PE can be used as parametric regressor, but I would input the other as standard variable, thus partialling out there effects on the variables of interest.

Cyril 

Sent from my HTC

----- Reply message -----
From: "Sara Garofalo" <[log in to unmask]>
To: <[log in to unmask]>
Subject: [SPM] negative parametric modulators and orthogonalization
Date: Fri, Jun 26, 2015 09:47

Thinking about the mean-centered values, I have another doubt about the use of dummy variables as PMs.

In my case, for one EV I am using three PMs: one is the prediction error (PE) (calculated with a computational model), and two more are dummy variables used to define three trial types. So, for example I have:

PE     reward    punishment
.3           1                0
.6           1                0
.2           1                0
.2           1                0
.4           0                1
.6           0                1
.6           0                0
.8           0                0
.2           0                0

(the third trial type of the last three trials is automatically defined, given that there are no ones in the first two dummy variables, am I right?)

after being mean-centered they are transformed in

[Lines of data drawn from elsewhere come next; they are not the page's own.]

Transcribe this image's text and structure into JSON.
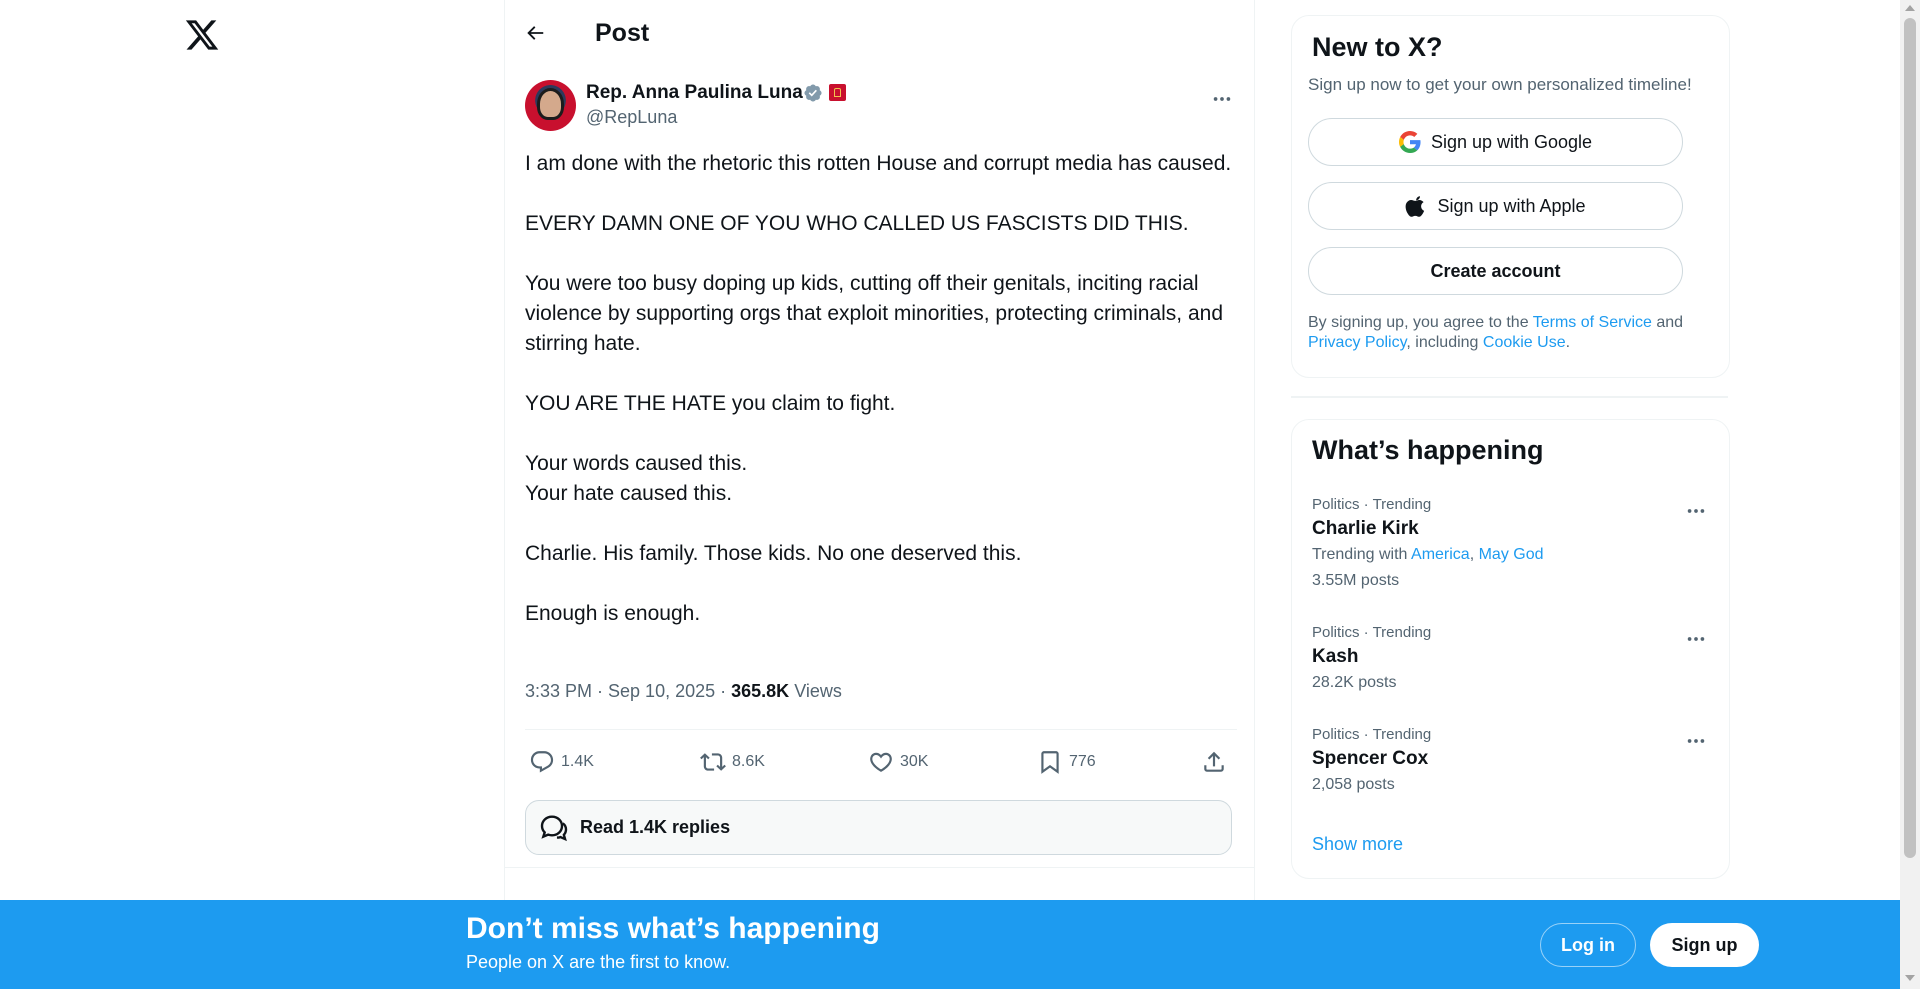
{
  "header": {
    "title": "Post"
  },
  "post": {
    "author_name": "Rep. Anna Paulina Luna",
    "author_handle": "@RepLuna",
    "paragraphs": [
      "I am done with the rhetoric this rotten House and corrupt media has caused.",
      "EVERY DAMN ONE OF YOU WHO CALLED US FASCISTS DID THIS.",
      "You were too busy doping up kids, cutting off their genitals, inciting racial violence by supporting orgs that exploit minorities, protecting criminals, and stirring hate.",
      "YOU ARE THE HATE you claim to fight."
    ],
    "words_line": "Your words caused this.",
    "hate_line": "Your hate caused this.",
    "charlie_line": "Charlie. His family. Those kids. No one deserved this.",
    "closing_line": "Enough is enough.",
    "timestamp": "3:33 PM · Sep 10, 2025",
    "views_count": "365.8K",
    "views_label": "Views",
    "stats": {
      "replies": "1.4K",
      "reposts": "8.6K",
      "likes": "30K",
      "bookmarks": "776"
    },
    "read_replies_label": "Read 1.4K replies"
  },
  "signup_card": {
    "title": "New to X?",
    "subtitle": "Sign up now to get your own personalized timeline!",
    "google_label": "Sign up with Google",
    "apple_label": "Sign up with Apple",
    "create_label": "Create account",
    "legal_prefix": "By signing up, you agree to the",
    "terms_link": "Terms of Service",
    "legal_and": "and",
    "privacy_link": "Privacy Policy",
    "legal_including": ", including",
    "cookie_link": "Cookie Use",
    "legal_end": "."
  },
  "trends": {
    "title": "What’s happening",
    "items": [
      {
        "category": "Politics · Trending",
        "name": "Charlie Kirk",
        "trending_with_label": "Trending with",
        "related": [
          "America",
          "May God"
        ],
        "count": "3.55M posts"
      },
      {
        "category": "Politics · Trending",
        "name": "Kash",
        "count": "28.2K posts"
      },
      {
        "category": "Politics · Trending",
        "name": "Spencer Cox",
        "count": "2,058 posts"
      }
    ],
    "show_more": "Show more"
  },
  "banner": {
    "title": "Don’t miss what’s happening",
    "subtitle": "People on X are the first to know.",
    "login_label": "Log in",
    "signup_label": "Sign up"
  },
  "colors": {
    "accent": "#1d9bf0",
    "text": "#0f1419",
    "secondary": "#536471",
    "border": "#eff3f4"
  },
  "icons": [
    "x-logo-icon",
    "back-arrow-icon",
    "verified-badge-icon",
    "flag-badge-icon",
    "more-dots-icon",
    "reply-icon",
    "repost-icon",
    "like-icon",
    "bookmark-icon",
    "share-icon",
    "replies-bubbles-icon",
    "google-icon",
    "apple-icon"
  ]
}
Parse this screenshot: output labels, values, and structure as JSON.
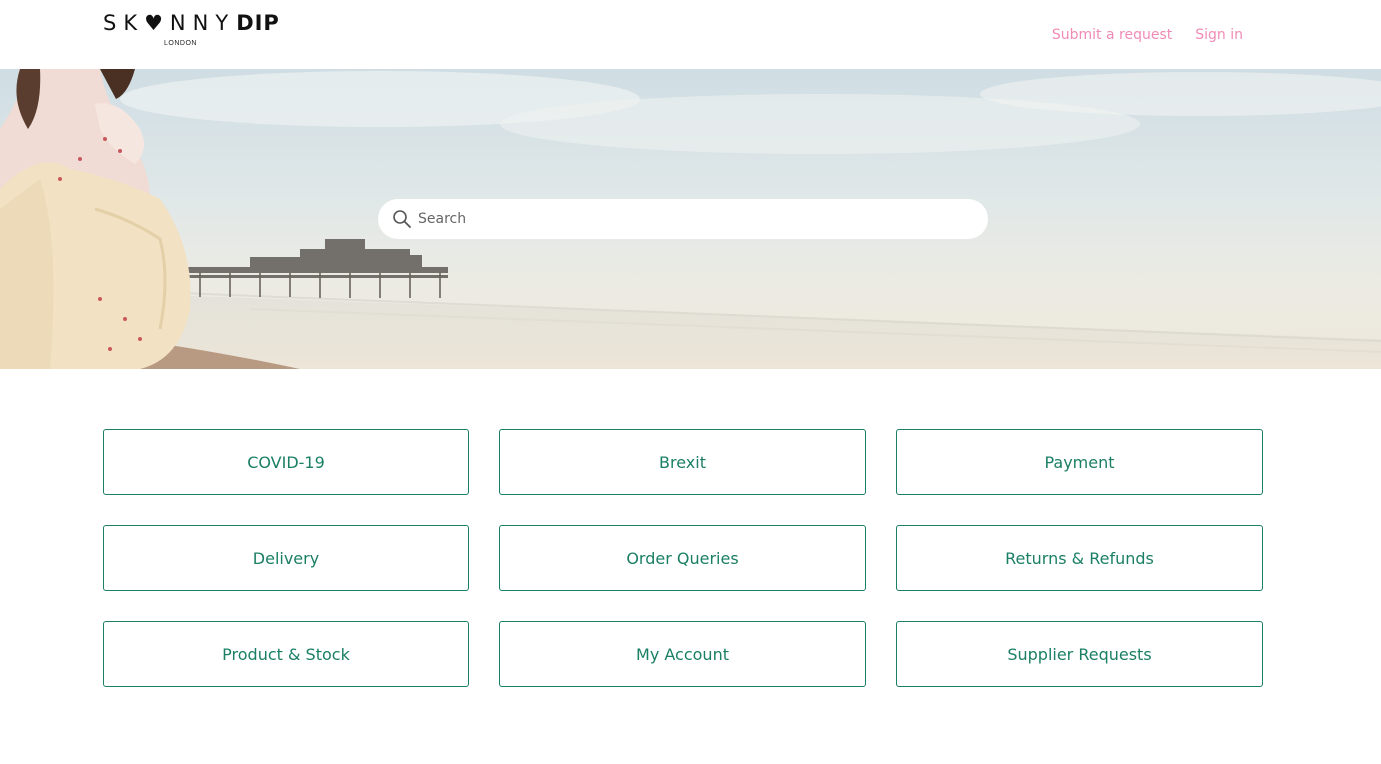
{
  "header": {
    "logo": {
      "skinny": "SK♥NNY",
      "dip": "DIP",
      "sub": "LONDON"
    },
    "nav": {
      "submit_request": "Submit a request",
      "sign_in": "Sign in"
    }
  },
  "hero": {
    "search": {
      "placeholder": "Search",
      "value": "",
      "icon": "search-icon"
    }
  },
  "categories": [
    {
      "label": "COVID-19"
    },
    {
      "label": "Brexit"
    },
    {
      "label": "Payment"
    },
    {
      "label": "Delivery"
    },
    {
      "label": "Order Queries"
    },
    {
      "label": "Returns & Refunds"
    },
    {
      "label": "Product & Stock"
    },
    {
      "label": "My Account"
    },
    {
      "label": "Supplier Requests"
    }
  ],
  "colors": {
    "nav_link": "#f08bb5",
    "accent_green": "#1a7f64",
    "background": "#ffffff"
  }
}
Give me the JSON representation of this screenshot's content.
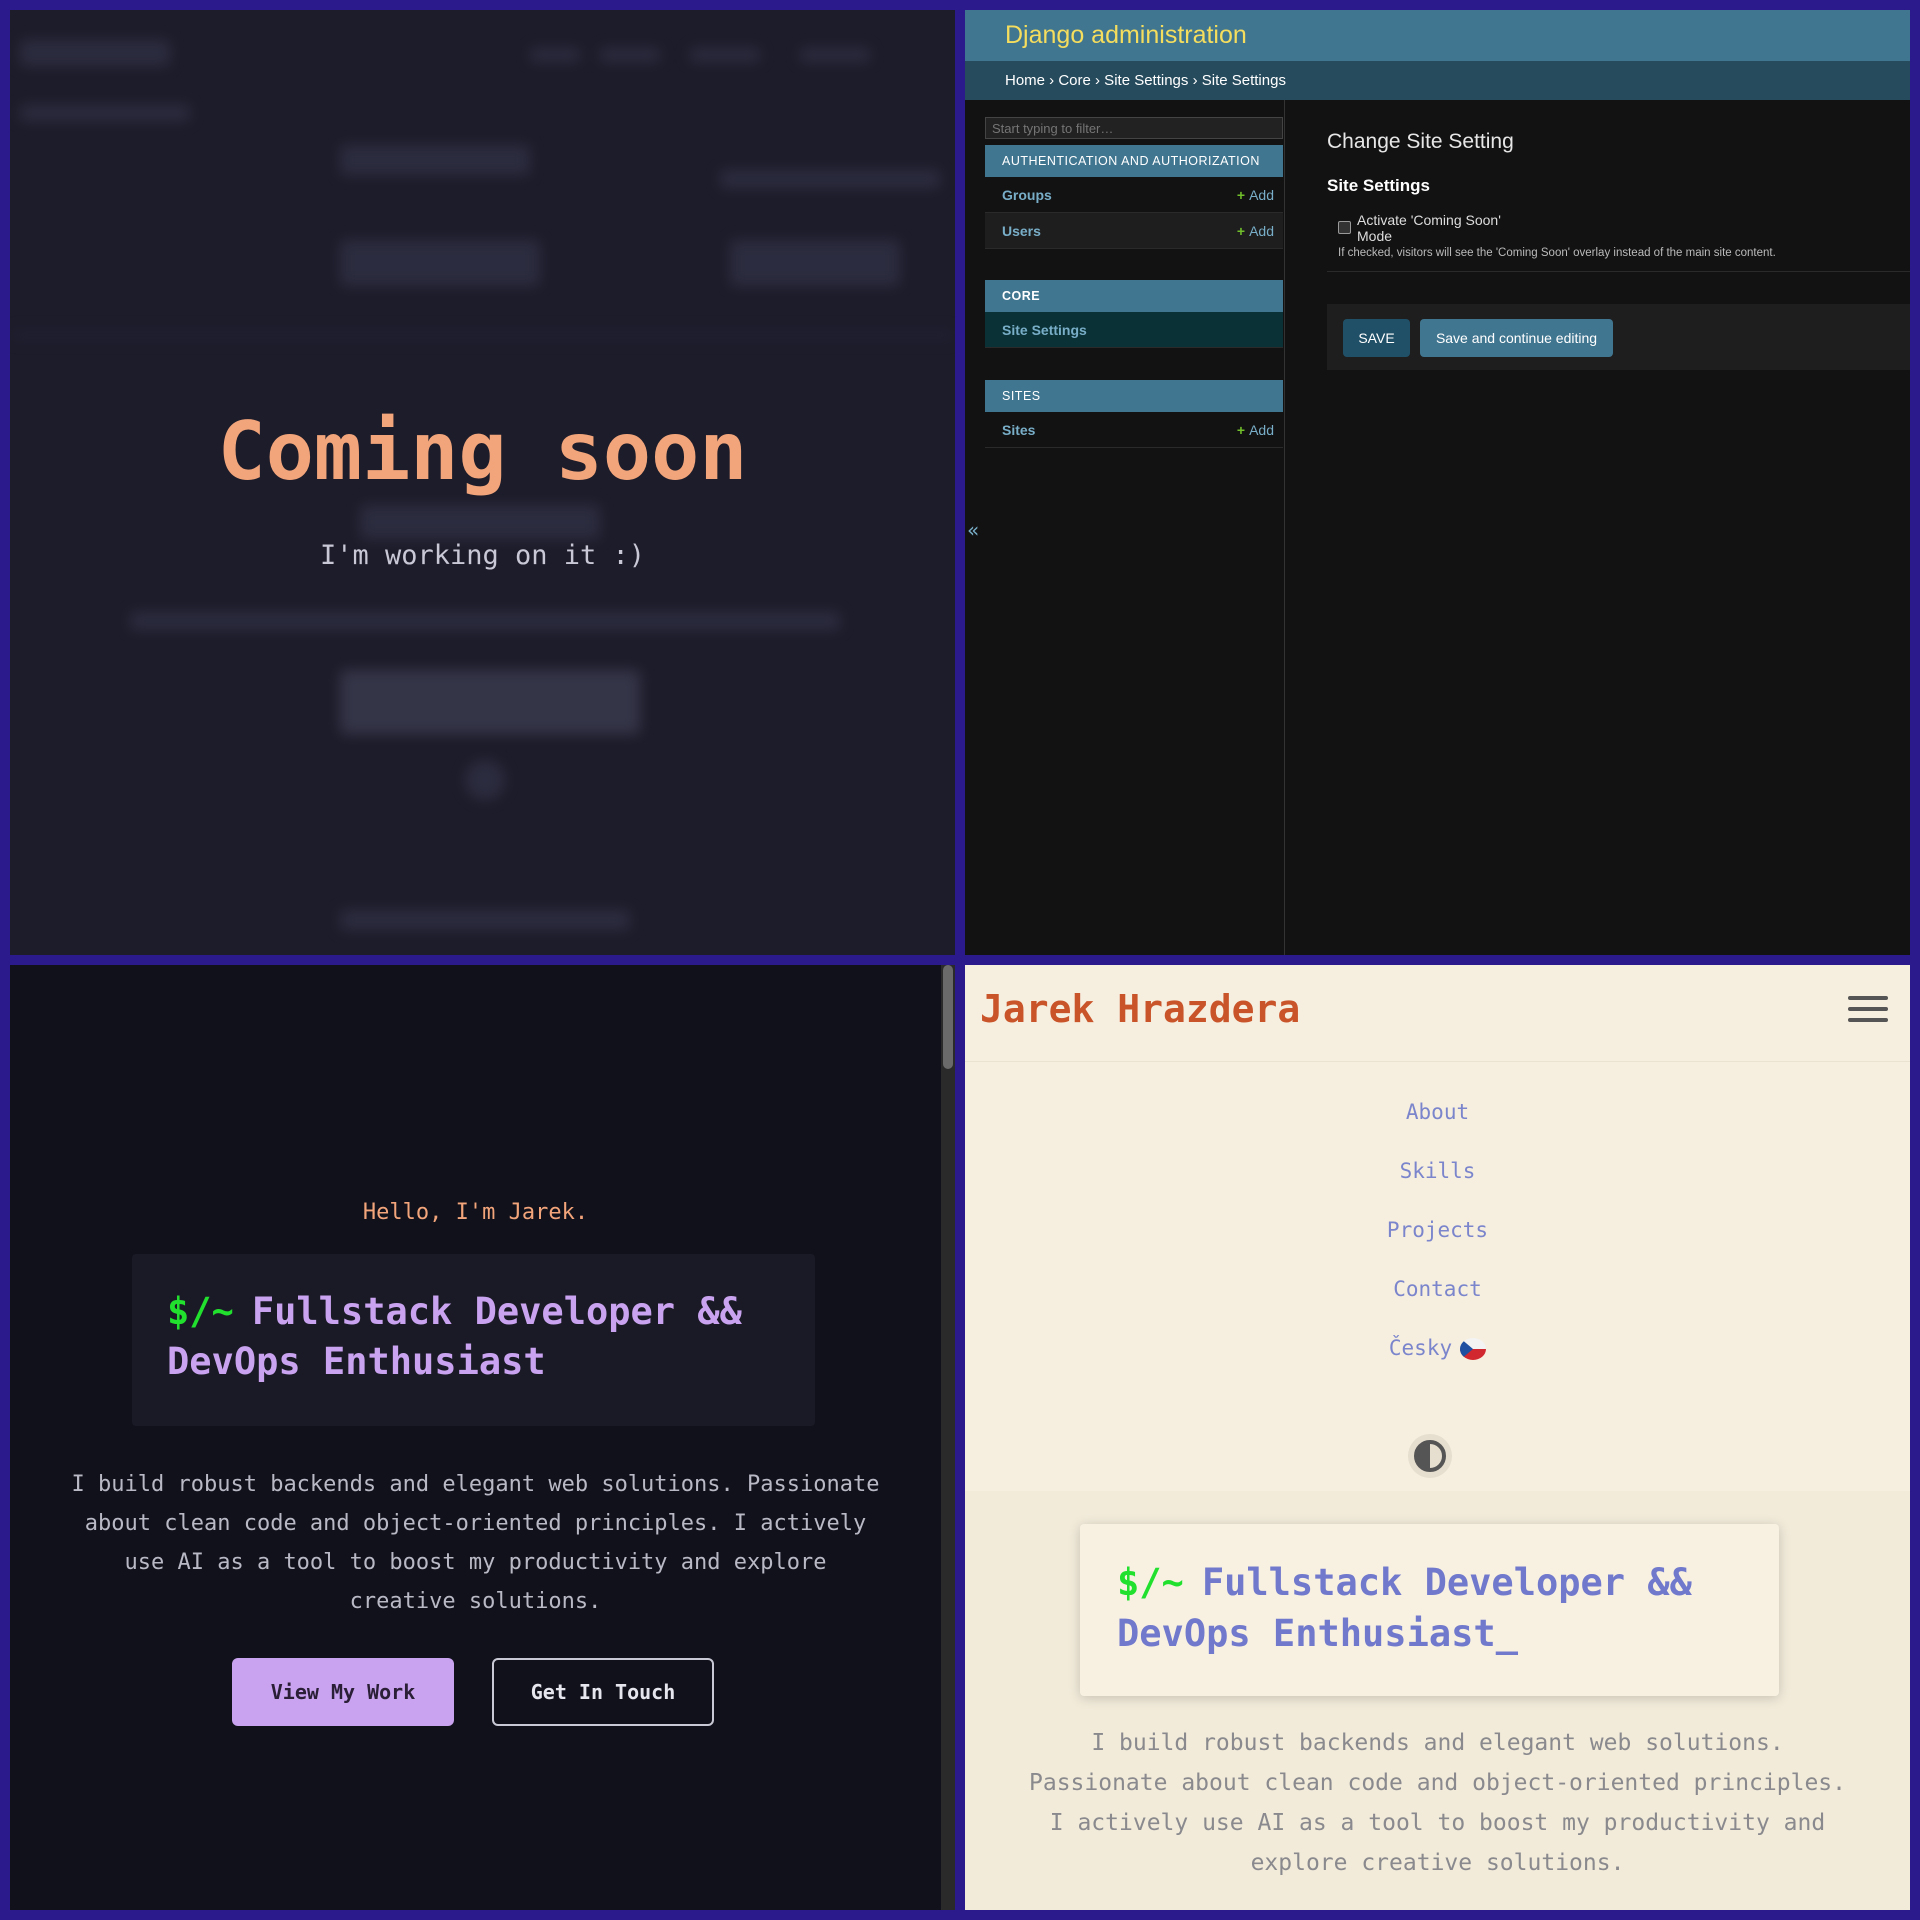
{
  "coming_soon": {
    "title": "Coming soon",
    "subtitle": "I'm working on it :)"
  },
  "django": {
    "branding": "Django administration",
    "breadcrumbs": "Home › Core › Site Settings › Site Settings",
    "filter_placeholder": "Start typing to filter…",
    "modules": [
      {
        "caption": "AUTHENTICATION AND AUTHORIZATION",
        "rows": [
          {
            "label": "Groups",
            "add": "Add"
          },
          {
            "label": "Users",
            "add": "Add"
          }
        ]
      },
      {
        "caption": "CORE",
        "rows": [
          {
            "label": "Site Settings"
          }
        ]
      },
      {
        "caption": "SITES",
        "rows": [
          {
            "label": "Sites",
            "add": "Add"
          }
        ]
      }
    ],
    "sidebar_toggle": "«",
    "page_title": "Change Site Setting",
    "section_title": "Site Settings",
    "checkbox_label": "Activate 'Coming Soon' Mode",
    "checkbox_checked": false,
    "help_text": "If checked, visitors will see the 'Coming Soon' overlay instead of the main site content.",
    "save_label": "SAVE",
    "save_continue_label": "Save and continue editing"
  },
  "dark_site": {
    "hello": "Hello, I'm Jarek.",
    "prompt": "$/~",
    "headline_line1": "Fullstack Developer &&",
    "headline_line2": "DevOps Enthusiast",
    "description": "I build robust backends and elegant web solutions. Passionate about clean code and object-oriented principles. I actively use AI as a tool to boost my productivity and explore creative solutions.",
    "view_work": "View My Work",
    "get_in_touch": "Get In Touch"
  },
  "light_site": {
    "name": "Jarek Hrazdera",
    "nav": [
      "About",
      "Skills",
      "Projects",
      "Contact"
    ],
    "language": "Česky",
    "prompt": "$/~",
    "headline_line1": "Fullstack Developer &&",
    "headline_line2": "DevOps Enthusiast_",
    "description": "I build robust backends and elegant web solutions. Passionate about clean code and object-oriented principles. I actively use AI as a tool to boost my productivity and explore creative solutions."
  }
}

           PE      reward       punishment
 -0.13333333   0.5555556  -0.2222222
  0.16666667   0.5555556  -0.2222222
 -0.23333333   0.5555556  -0.2222222
 -0.23333333   0.5555556  -0.2222222
 -0.03333333  -0.4444444   0.7777778
  0.16666667  -0.4444444   0.7777778
  0.16666667  -0.4444444  -0.2222222
  0.36666667  -0.4444444  -0.2222222
 -0.23333333  -0.4444444  -0.2222222

Of course, in this case I am interested in looking at the PE and taking out the variability explained by the trial type, but does a dummy variable still make sense after being transformed in this way?

Many many thanks,

Sara